"No, no," we said, and went over to search. It was the first time we'd been inside since George died. The hurricane shutters were closed. In the middle of the day, the place was inky. One lamp worked and Hannah turned it on from the breaker box. Every flat surface was piled with books and papers and thick with dust. In the kitchen, her handwashed wardrobe of blouses and skirts hung on a string between two cabinets. The pallet she slept on and a sheet-covered chair faced an ancient TV. On a table next to the chair sat the telephone, unplugged.
My husband, Les, got the phone working, but we left worried. Hannah and George were wealthy. If her memory went, anyone could take advantage of her. When she died, her money was intended for designated Jewish organizations. Hannah gave me the name of a social worker from the Jewish Federation who sometimes helped her. I called and we talked.
She said Hannah refused every offer of aid. She had plenty of money for taxis, or for someone to clean the apartment. All she wanted was her license back. Her license back? The social worker said she hadn't failed the driving test once; she'd failed it three times. She wasn't to drive with a licensed driver. She'd misread the notice, which instructed her to bring a licensed driver in case she failed the test. She wasn't to drive at all.
The social worker said she could work through the court to have a guardian appointed for Hannah, but within the confines of her small world — the grocery store (close enough to walk if she didn't buy anything heavy) and the paths she'd made in her apartment — Hannah was independent. It seemed wrong to take that away.
"I'm losing my mind," Hannah said the day before we left for California. "You are seeing a person in hell and the terrible thing is, I know it."

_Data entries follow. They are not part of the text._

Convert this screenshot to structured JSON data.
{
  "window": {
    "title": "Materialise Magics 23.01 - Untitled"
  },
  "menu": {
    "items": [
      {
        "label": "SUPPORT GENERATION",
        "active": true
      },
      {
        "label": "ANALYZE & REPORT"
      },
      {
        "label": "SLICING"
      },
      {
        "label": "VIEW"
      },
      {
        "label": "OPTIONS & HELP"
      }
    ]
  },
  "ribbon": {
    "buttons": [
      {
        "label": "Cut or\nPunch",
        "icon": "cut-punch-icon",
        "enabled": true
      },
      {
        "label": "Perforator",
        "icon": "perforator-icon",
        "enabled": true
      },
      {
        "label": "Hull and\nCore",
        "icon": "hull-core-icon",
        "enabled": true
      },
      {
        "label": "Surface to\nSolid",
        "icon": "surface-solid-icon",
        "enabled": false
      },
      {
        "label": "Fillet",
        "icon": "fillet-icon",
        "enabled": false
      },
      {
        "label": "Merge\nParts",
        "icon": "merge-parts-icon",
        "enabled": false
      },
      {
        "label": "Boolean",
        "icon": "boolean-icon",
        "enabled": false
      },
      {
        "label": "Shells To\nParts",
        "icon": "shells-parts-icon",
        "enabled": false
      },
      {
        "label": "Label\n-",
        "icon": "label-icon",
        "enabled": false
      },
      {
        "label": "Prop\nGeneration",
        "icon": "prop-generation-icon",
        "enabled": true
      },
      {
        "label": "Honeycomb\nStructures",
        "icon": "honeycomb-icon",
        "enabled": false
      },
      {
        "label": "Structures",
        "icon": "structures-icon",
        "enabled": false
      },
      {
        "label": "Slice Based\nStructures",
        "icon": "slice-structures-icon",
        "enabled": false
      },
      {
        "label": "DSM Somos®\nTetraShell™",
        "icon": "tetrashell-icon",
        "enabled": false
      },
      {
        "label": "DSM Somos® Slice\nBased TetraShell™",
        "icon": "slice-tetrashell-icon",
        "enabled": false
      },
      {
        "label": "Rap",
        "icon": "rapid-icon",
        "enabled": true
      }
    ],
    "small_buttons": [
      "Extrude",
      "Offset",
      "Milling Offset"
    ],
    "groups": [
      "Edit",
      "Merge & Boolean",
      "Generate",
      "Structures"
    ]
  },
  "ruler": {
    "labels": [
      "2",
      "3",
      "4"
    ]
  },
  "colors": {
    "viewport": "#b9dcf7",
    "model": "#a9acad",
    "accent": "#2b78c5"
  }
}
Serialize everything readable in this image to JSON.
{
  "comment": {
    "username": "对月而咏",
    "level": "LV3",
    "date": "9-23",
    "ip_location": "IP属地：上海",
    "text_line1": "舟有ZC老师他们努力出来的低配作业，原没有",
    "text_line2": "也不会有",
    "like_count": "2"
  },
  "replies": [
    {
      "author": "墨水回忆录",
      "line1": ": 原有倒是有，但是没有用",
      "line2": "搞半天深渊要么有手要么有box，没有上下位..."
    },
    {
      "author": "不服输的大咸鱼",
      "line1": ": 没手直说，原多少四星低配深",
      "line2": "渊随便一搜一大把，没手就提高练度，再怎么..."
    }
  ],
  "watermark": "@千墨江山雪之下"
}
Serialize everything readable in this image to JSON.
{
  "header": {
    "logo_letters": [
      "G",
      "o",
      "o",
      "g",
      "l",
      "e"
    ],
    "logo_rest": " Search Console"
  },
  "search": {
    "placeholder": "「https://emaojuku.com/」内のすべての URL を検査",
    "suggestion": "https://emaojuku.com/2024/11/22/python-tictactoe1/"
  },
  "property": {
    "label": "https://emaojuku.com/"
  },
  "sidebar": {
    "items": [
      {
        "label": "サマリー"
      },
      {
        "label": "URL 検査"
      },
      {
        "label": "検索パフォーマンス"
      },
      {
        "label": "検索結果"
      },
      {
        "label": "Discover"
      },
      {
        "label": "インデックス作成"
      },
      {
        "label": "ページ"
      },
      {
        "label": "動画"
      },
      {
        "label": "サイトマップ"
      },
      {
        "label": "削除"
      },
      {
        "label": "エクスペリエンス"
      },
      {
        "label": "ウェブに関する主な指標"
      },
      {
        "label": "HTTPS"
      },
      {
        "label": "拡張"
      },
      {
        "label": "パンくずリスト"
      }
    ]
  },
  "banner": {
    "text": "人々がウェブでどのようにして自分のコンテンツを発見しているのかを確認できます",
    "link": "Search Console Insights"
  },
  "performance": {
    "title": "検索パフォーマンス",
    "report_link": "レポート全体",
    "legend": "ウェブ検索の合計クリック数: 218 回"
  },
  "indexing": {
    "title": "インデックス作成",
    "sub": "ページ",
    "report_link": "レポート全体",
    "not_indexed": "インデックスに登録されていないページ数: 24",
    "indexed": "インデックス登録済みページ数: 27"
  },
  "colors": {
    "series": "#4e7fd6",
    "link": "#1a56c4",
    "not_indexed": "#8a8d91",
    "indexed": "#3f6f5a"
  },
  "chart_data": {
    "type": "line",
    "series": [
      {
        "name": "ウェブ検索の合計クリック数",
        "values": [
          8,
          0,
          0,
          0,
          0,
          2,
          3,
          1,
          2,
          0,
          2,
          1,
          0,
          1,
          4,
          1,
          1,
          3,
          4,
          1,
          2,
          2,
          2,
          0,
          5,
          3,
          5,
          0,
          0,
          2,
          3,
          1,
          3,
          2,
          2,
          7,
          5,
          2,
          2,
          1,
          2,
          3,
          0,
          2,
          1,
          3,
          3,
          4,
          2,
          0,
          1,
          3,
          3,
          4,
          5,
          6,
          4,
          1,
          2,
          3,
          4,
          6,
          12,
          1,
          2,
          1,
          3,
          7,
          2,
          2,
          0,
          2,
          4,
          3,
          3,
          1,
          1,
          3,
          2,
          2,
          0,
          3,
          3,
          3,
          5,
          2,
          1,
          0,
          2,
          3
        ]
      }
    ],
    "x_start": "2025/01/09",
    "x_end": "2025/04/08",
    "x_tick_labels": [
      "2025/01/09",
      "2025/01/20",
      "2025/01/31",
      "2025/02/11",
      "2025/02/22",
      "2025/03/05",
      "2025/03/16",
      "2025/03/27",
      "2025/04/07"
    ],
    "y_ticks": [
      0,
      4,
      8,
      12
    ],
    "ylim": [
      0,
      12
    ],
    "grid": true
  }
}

Norma Watkins is a frequent contributor to Sunday Journal. Her memoir, "The Last Mississippi Spa," will be published by the University of Mississippi Press in 2011. Her website is normawatkins.com.